    ]
]

Table #

A table field is almost visually identical to Craft's own Table field settings for a Dropdown, Radio and of course Table field. This field requires a columns value to define what columns you'd like to use in the table field. It should also define what the defaults are for a new row added, with newRowDefaults.

[
    'newRowDefaults' => [
        'label' => '',
        'value' => '',
        'isOptgroup' => false,
        'isDefault' => false,
    ],
    'columns' => [
        [
            'type' => 'optgroup',
            'label' => Craft::t('formie', 'Optgroup?'),
            'class' => 'thin checkbox-cell',
        ],
        [
            'type' => 'label',
            'label' => Craft::t('formie', 'Option Label'),
            'class' => 'singleline-cell textual',
        ],
        [
            'type' => 'value',
            'label' => Craft::t('formie', 'Value'),
            'class' => 'code singleline-cell textual',
        ],
        [
            'type' => 'default',
            'label' => Craft::t('formie', 'Default?'),
            'class' => 'thin checkbox-cell',
        ],
    ],
]

Available column types are:

MethodDescription
optgroupA checkbox to show an optgroup.
labelA text field that is used for value or handle to generate its value.
headingA text field that is used for value or handle to generate its value.
valueA text field that copied the value from label or heading.
handleA text field that generates a valid handle based on the label or heading.
defaultA checkbox to mark as default. Can be used in combination with allowMultipleDefault.
widthA field to define the width of the columns in rows.
typeA select field to select from a column field type.

Field Types #

Refer to the Vue Formulate docs on the available input types to select from.

Validation #

Refer to the Vue Formulate docs on the available validation rules.

SchemaHelper::textField([
    'label' => Craft::t('formie', 'Placeholder'),
    'help' => Craft::t('formie', 'The text that will be shown if the field doesn’t have a value.'),
    'name' => 'placeholder',
    'validation' => 'required|starts_with:Some Value'
]),

Templates #

There are also a number of templates fields custom fields should provide.
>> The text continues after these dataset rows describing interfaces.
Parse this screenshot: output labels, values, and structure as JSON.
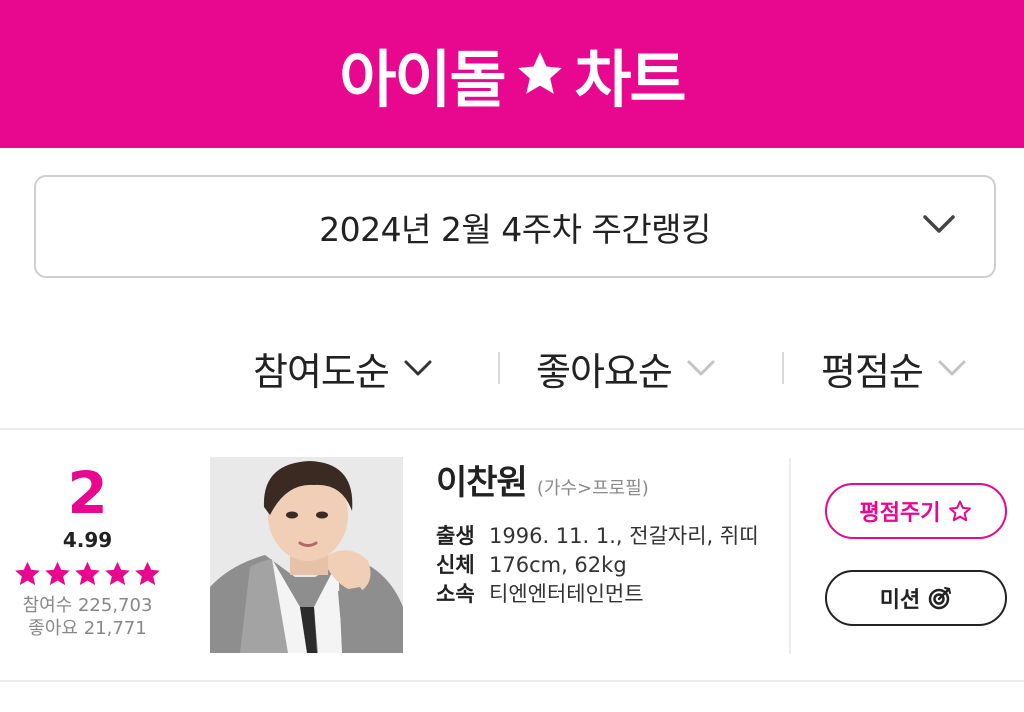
{
  "header": {
    "logo_left": "아이돌",
    "logo_right": "차트",
    "logo_icon": "star-icon",
    "brand_color": "#e8078f"
  },
  "week_select": {
    "label": "2024년 2월 4주차 주간랭킹",
    "icon": "chevron-down-icon"
  },
  "sort": {
    "items": [
      {
        "label": "참여도순",
        "active": true
      },
      {
        "label": "좋아요순",
        "active": false
      },
      {
        "label": "평점순",
        "active": false
      }
    ]
  },
  "entry": {
    "rank": "2",
    "rating": "4.99",
    "stars_filled": 5,
    "participants": "참여수 225,703",
    "likes": "좋아요 21,771",
    "name": "이찬원",
    "profile_link": "(가수>프로필)",
    "details": [
      {
        "key": "출생",
        "value": "1996. 11. 1., 전갈자리, 쥐띠"
      },
      {
        "key": "신체",
        "value": "176cm, 62kg"
      },
      {
        "key": "소속",
        "value": "티엔엔터테인먼트"
      }
    ],
    "rate_button": "평점주기",
    "mission_button": "미션"
  }
}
These are namely:

  • Twig template for when shown in an email.
  • Twig template for the front-end.
  • Twig/Vue template the preview of the form in the form builder.
  • Twig template for when viewing a submission.

These are defined in functions, which are respectively:

  • getFrontEndInputTemplatePath()
  • getEmailTemplatePath()
  • getPreviewInputHtml()
  • getInputHtml()

public static function getFrontEndInputTemplatePath(): string
{
    return 'my-module/my-field';
}

public static function getEmailTemplatePath(): string
{
    return 'my-module/my-field';
}

public function getPreviewInputHtml(): string
{
    return Craft::$app->getView()->renderTemplate('my-module/my-field/preview', [
        'field' => $this
    ]);
}

public function getInputHtml($value, ElementInterface $element = null): string
{
    return Craft::$app->getView()->renderTemplate('my-module/my-field/input', [
        'name' => $this->handle,
        'value' => $value,
        'field' => $this,
        'element' => $element,
    ]);
}

You'll notice special-cases for getFrontEndInputTemplatePath() and getEmailTemplatePath() where they return a path, instead of HTML. Whilst there are getFrontEndInputHtml() and getEmailHtml() functions, they should not be overwritten in most cases. This is because Formie will determine where to look for these templates, either in its own default templates, or the folder where custom templates are defined. As such, defining getFrontEndInputTemplatePath() and getEmailTemplatePath() to the path of Twig files is all that is needed.

In simple terms - if you are creating a third-party field for Formie, for general distribution, do not alter getFrontEndInputHtml() or getEmailHtml() functions. If you are using a custom field just on your project, it may be a valid case, and is totally fine.

Get started with Formie

Available for Craft 3. Get it from the plugin store.